TASK OBJECTIVE – The full data must be written out exactly, with every line included.

Page and application data records
--------------------------------

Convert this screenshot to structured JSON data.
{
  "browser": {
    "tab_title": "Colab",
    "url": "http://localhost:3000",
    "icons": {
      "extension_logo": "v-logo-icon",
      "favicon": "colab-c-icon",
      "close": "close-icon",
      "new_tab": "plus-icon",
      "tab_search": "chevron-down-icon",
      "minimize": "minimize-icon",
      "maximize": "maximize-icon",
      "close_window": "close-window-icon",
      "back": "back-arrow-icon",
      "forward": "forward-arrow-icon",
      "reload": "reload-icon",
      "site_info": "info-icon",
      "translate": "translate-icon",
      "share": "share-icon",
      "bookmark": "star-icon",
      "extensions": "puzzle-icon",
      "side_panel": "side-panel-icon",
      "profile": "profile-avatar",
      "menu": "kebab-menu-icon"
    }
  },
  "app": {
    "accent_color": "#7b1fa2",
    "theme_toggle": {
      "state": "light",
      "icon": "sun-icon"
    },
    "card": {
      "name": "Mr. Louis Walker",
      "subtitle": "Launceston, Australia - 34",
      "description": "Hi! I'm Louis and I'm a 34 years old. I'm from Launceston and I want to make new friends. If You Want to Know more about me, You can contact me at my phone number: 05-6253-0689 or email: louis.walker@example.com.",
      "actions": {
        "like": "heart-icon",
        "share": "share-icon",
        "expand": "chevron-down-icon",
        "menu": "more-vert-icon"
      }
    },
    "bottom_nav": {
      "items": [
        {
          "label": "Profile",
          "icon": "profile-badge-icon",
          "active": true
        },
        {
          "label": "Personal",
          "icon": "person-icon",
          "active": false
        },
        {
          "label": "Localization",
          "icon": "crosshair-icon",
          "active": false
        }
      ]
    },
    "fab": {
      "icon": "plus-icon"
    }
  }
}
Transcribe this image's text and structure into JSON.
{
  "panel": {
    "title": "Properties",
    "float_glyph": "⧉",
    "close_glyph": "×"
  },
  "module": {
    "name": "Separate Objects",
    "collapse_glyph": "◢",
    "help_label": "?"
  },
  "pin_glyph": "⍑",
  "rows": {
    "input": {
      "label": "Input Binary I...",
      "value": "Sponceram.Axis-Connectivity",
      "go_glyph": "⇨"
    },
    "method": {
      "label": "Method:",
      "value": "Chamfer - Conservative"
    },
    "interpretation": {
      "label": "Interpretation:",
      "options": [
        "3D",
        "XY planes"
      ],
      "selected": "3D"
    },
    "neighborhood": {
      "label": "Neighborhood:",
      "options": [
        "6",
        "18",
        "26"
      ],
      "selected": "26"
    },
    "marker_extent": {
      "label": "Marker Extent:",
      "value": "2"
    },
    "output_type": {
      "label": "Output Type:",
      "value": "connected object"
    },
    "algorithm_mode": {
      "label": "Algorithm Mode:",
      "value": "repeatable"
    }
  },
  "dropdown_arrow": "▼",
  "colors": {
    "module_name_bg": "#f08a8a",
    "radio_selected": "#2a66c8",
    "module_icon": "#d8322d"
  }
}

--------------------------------

ANSWER BOX –
Convert this screenshot to structured JSON data.
{
  "browser": {
    "tab_title": "Colab",
    "url": "http://localhost:3000",
    "icons": {
      "extension_logo": "v-logo-icon",
      "favicon": "colab-c-icon",
      "close": "close-icon",
      "new_tab": "plus-icon",
      "tab_search": "chevron-down-icon",
      "minimize": "minimize-icon",
      "maximize": "maximize-icon",
      "close_window": "close-window-icon",
      "back": "back-arrow-icon",
      "forward": "forward-arrow-icon",
      "reload": "reload-icon",
      "site_info": "info-icon",
      "translate": "translate-icon",
      "share": "share-icon",
      "bookmark": "star-icon",
      "extensions": "puzzle-icon",
      "side_panel": "side-panel-icon",
      "profile": "profile-avatar",
      "menu": "kebab-menu-icon"
    }
  },
  "app": {
    "accent_color": "#7b1fa2",
    "theme_toggle": {
      "state": "light",
      "icon": "sun-icon"
    },
    "card": {
      "name": "Mr. Louis Walker",
      "subtitle": "Launceston, Australia - 34",
      "description": "Hi! I'm Louis and I'm a 34 years old. I'm from Launceston and I want to make new friends. If You Want to Know more about me, You can contact me at my phone number: 05-6253-0689 or email: louis.walker@example.com.",
      "actions": {
        "like": "heart-icon",
        "share": "share-icon",
        "expand": "chevron-down-icon",
        "menu": "more-vert-icon"
      }
    },
    "bottom_nav": {
      "items": [
        {
          "label": "Profile",
          "icon": "profile-badge-icon",
          "active": true
        },
        {
          "label": "Personal",
          "icon": "person-icon",
          "active": false
        },
        {
          "label": "Localization",
          "icon": "crosshair-icon",
          "active": false
        }
      ]
    },
    "fab": {
      "icon": "plus-icon"
    }
  }
}
Transcribe this image's text and structure into JSON.
{
  "panel": {
    "title": "Properties",
    "float_glyph": "⧉",
    "close_glyph": "×"
  },
  "module": {
    "name": "Separate Objects",
    "collapse_glyph": "◢",
    "help_label": "?"
  },
  "pin_glyph": "⍑",
  "rows": {
    "input": {
      "label": "Input Binary I...",
      "value": "Sponceram.Axis-Connectivity",
      "go_glyph": "⇨"
    },
    "method": {
      "label": "Method:",
      "value": "Chamfer - Conservative"
    },
    "interpretation": {
      "label": "Interpretation:",
      "options": [
        "3D",
        "XY planes"
      ],
      "selected": "3D"
    },
    "neighborhood": {
      "label": "Neighborhood:",
      "options": [
        "6",
        "18",
        "26"
      ],
      "selected": "26"
    },
    "marker_extent": {
      "label": "Marker Extent:",
      "value": "2"
    },
    "output_type": {
      "label": "Output Type:",
      "value": "connected object"
    },
    "algorithm_mode": {
      "label": "Algorithm Mode:",
      "value": "repeatable"
    }
  },
  "dropdown_arrow": "▼",
  "colors": {
    "module_name_bg": "#f08a8a",
    "radio_selected": "#2a66c8",
    "module_icon": "#d8322d"
  }
}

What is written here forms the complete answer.